-- Opening Marker --

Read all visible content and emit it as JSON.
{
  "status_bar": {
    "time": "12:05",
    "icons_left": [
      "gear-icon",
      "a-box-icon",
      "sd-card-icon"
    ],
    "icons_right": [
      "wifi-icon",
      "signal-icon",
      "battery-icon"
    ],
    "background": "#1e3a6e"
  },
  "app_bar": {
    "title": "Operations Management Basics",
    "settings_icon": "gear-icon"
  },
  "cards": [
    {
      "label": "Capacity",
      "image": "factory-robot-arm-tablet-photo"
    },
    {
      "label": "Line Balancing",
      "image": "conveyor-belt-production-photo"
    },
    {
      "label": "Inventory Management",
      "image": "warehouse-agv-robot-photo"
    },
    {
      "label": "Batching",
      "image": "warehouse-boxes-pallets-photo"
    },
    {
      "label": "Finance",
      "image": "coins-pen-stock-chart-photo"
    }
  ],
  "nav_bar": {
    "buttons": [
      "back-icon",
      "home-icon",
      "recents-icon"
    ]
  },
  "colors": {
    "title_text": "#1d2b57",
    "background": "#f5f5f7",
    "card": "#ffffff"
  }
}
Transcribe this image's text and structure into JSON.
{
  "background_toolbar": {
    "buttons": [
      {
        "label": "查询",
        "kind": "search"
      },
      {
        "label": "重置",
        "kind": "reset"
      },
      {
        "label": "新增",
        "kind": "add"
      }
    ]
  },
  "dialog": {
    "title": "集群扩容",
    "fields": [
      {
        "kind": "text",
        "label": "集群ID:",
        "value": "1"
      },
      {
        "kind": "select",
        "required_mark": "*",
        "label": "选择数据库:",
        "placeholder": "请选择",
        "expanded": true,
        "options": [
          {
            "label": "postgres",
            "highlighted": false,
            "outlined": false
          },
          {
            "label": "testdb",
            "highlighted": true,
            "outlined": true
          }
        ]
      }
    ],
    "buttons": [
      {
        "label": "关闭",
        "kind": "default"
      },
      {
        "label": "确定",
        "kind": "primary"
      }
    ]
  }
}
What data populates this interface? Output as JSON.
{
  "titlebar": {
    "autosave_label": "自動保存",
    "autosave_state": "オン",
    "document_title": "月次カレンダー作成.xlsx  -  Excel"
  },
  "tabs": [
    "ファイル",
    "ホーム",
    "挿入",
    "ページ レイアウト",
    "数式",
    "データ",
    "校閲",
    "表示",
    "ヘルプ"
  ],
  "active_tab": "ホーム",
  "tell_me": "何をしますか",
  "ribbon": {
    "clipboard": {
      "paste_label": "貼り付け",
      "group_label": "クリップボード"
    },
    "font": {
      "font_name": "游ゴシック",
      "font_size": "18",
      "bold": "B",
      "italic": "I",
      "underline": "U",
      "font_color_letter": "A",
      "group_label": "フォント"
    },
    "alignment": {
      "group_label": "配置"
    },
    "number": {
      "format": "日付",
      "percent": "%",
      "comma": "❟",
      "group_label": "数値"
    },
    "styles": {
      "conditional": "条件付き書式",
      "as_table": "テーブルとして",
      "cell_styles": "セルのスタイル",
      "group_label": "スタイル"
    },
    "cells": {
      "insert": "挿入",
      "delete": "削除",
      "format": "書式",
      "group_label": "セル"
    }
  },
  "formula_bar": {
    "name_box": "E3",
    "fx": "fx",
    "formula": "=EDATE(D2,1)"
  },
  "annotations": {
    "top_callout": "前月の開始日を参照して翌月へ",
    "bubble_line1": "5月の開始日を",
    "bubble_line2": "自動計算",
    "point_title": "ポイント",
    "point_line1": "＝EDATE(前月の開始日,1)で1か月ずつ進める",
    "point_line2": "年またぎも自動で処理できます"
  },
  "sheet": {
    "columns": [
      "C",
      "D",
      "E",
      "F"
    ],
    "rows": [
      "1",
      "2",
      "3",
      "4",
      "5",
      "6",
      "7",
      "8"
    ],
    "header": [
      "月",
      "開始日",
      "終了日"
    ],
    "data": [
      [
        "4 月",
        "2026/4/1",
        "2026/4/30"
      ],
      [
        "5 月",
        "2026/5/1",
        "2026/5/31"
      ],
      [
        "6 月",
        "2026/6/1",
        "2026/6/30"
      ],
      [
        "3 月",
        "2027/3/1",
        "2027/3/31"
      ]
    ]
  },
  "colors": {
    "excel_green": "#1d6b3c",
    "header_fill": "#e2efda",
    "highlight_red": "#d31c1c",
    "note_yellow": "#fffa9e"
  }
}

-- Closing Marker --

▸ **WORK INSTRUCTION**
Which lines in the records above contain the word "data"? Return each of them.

▸ **REPLY TO THE EXERCISE**
What data populates this interface? Output as JSON.
    "data": [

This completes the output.